q=26415t0+26414t1++264t14+t15q = 2^{64 \cdot 15} t_0 + 2^{64 \cdot 14} t_1 + \cdots + 2^{64} t_{14} + t_{15}

where the sis_i and tit_i are related by

siasi1(mod264)tiati1(mod264)s_i \equiv as_{i-1} \pmod {2^{64}} \qquad t_i \equiv at_{i-1} \pmod {2^{64}}

So

n=226415s0t0++264(s14t15+t14s15)+s15t15n = 2^{2 \cdot 64 \cdot 15} s_0 t_0 + \cdots + 2^{64} (s_{14}t_{15} + t_{14}s_{15}) + s_{15} t_{15}

The goal is to recover any of the sis_i or tit_i as each chunk is generated from an LCG so any output will be easily recovered given at least one output.

For simplicity, we'll write s=s15s = s_{15} and t=t15t = t_{15}. Then, s14=a1ss_{14} = a^{-1} s and t14=a1tt_{14} = a^{-1} t. Therefore, reducing nn modulo 21282^{128} we get

n264(2a1st)+st(mod2128)st(265a1+1)(mod2128)\begin{aligned} n &\equiv 2^{64} (2a^{-1}st) + st \pmod {2^{128}} \\ &\equiv st(2^{65}a^{-1} + 1) \pmod {2^{128}} \end{aligned}

And since (265a1+1)(2^{65}a^{-1} + 1) is odd, it has a multiplicative inverse modulo 21282^{128}.

stn(265a1+1)1(mod2128)st \equiv n(2^{65}a^{-1} + 1)^{-1} \pmod{ 2^{128} }

We can compute the right hand side, and factoring it gives us possible factors for ss and tt. Since ss and tt aren't prime, we'll have to play around a bit manually to see which factors are for ss and which are for tt. This is quite easy to do; we just try to make ss and tt have roughly the same bit length.

After recovering ss and tt, we can easily recover all of pp and qq by reversing the LCG and decrypt the textbook RSA.

Solve script:

from Crypto.Util.number import long_to_bytes

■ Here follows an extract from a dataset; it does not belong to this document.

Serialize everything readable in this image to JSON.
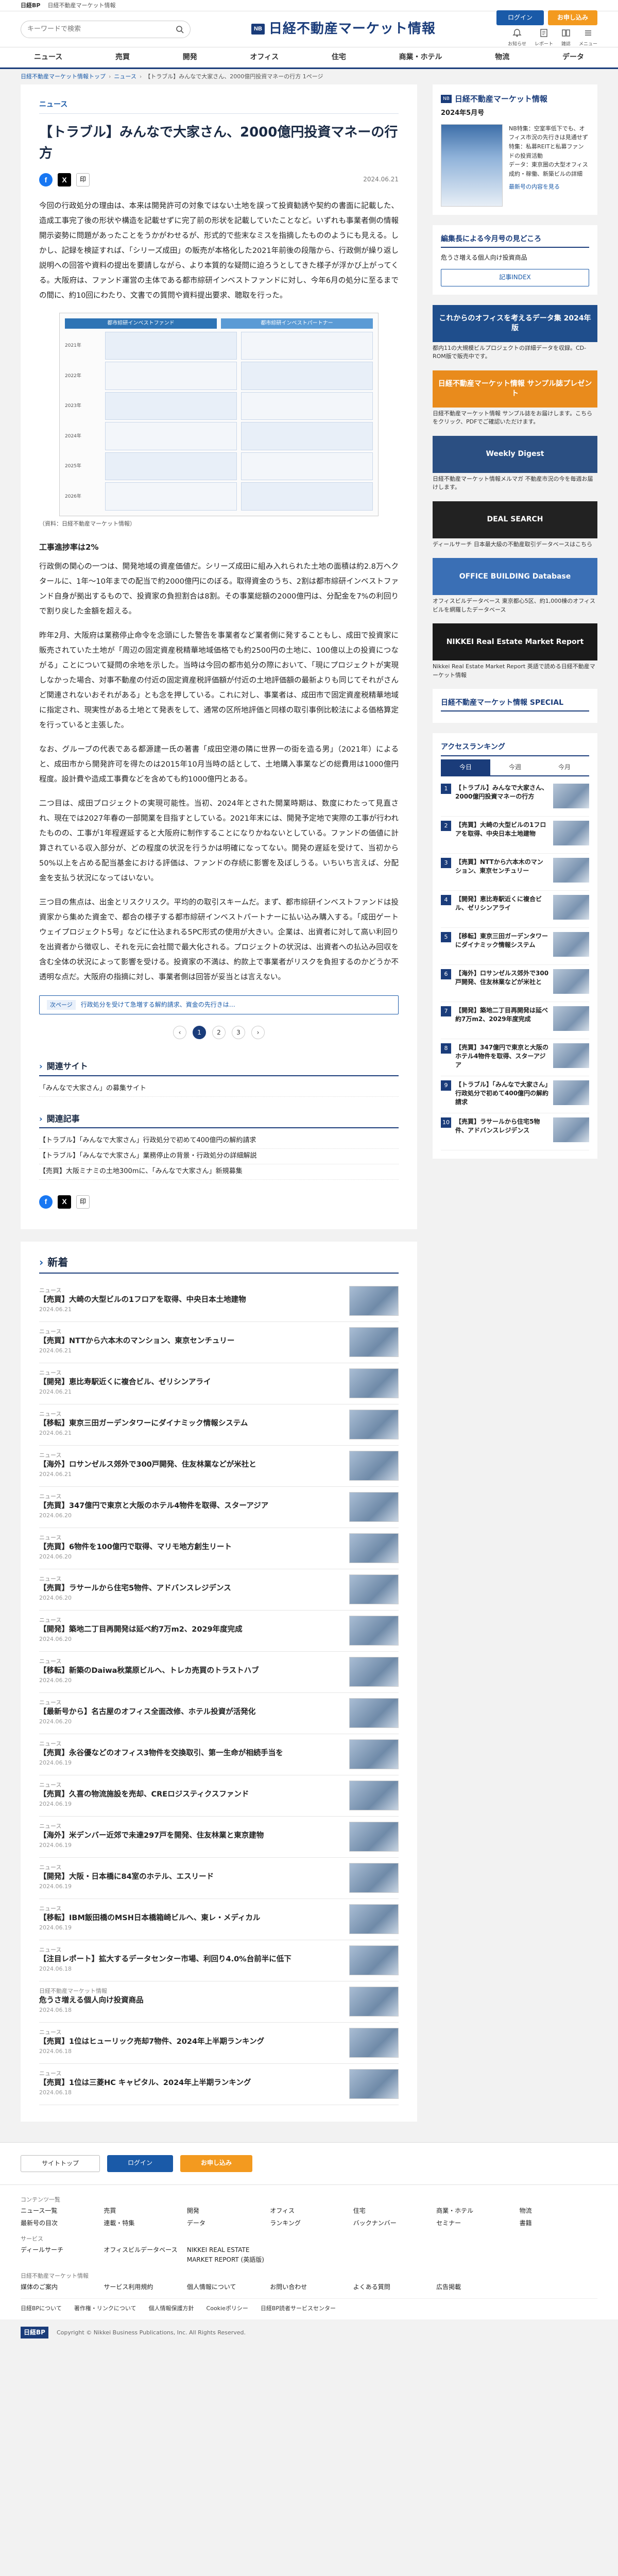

a = 0xe64a5f84e2762be5
ainv = inverse_mod(a, 2^64)
n = 0xab802dca026b18251449baece42ba2162bf1f8f5dda60da5f8baef3e5dd49d155c1701a21c2bd5dfee142fd3a240f429878c8d4402f5c4c7f4bc630c74a4d263db3674669a18c9a7f5018c2f32cb4732acf448c95de86fcd6f312287cebff378125f12458932722ca2f1a891f319ec672da65ea03d0e74e7b601a04435598e2994423362ec605ef5968456970cb367f6b6e55f9d713d82f89aca0b633e7643ddb0ec263dc29f0946cfc28ccbf8e65c2da1b67b18a3fbc8cee3305a25841dfa31990f9aab219c85a2149e51dff2ab7e0989a50d988ca9ccdce34892eb27686fa985f96061620e6902e42bdd00d2768b14a9eb39b3feee51e80273d3d4255f6b19
e = 0x10001
c = 0x6a12d56e26e460f456102c83c68b5cf355b2e57d5b176b32658d07619ce8e542d927bbea12fb8f90d7a1922fe68077af0f3794bfd26e7d560031c7c9238198685ad9ef1ac1966da39936b33c7bb00bdb13bec27b23f87028e99fdea0fbee4df721fd487d491e9d3087e986a79106f9d6f5431522270200c5d545d19df446dee6baa3051be6332ad7e4e6f44260b1594ec8a588c0450bcc8f23abb0121bcabf7551fd0ec11cd61c55ea89ae5d9bcc91f46b39d84f808562a42bb87a8854373b234e71fe6688021672c271c22aad0887304f7dd2b5f77136271a571591c48f438e6f1c08ed65d0088da562e0d8ae2dadd1234e72a40141429f5746d2d41452d916

st = n * inverse_mod(2^65 * inverse_mod(a, 2^64) + 1, 2^128) % 2^128
print(factor(st))

s = 13 * 167541865434116759
t = 11 * 109 * 223 * 1290533 * 4608287

def gen_backward_prime(s):
    p = s
    for i in range(1,16):
        s = ainv * s % 2^64
        p += s * 2^(64*i)
    return p

p, q = gen_backward_prime(s), gen_backward_prime(t)
d = inverse_mod(e, (p-1)*(q-1))
flag = pow(c,d,n)
print(long_to_bytes(flag).decode())

Flag: CTF{__donald_knuths_lcg_would_be_better_well_i_dont_think_s0__}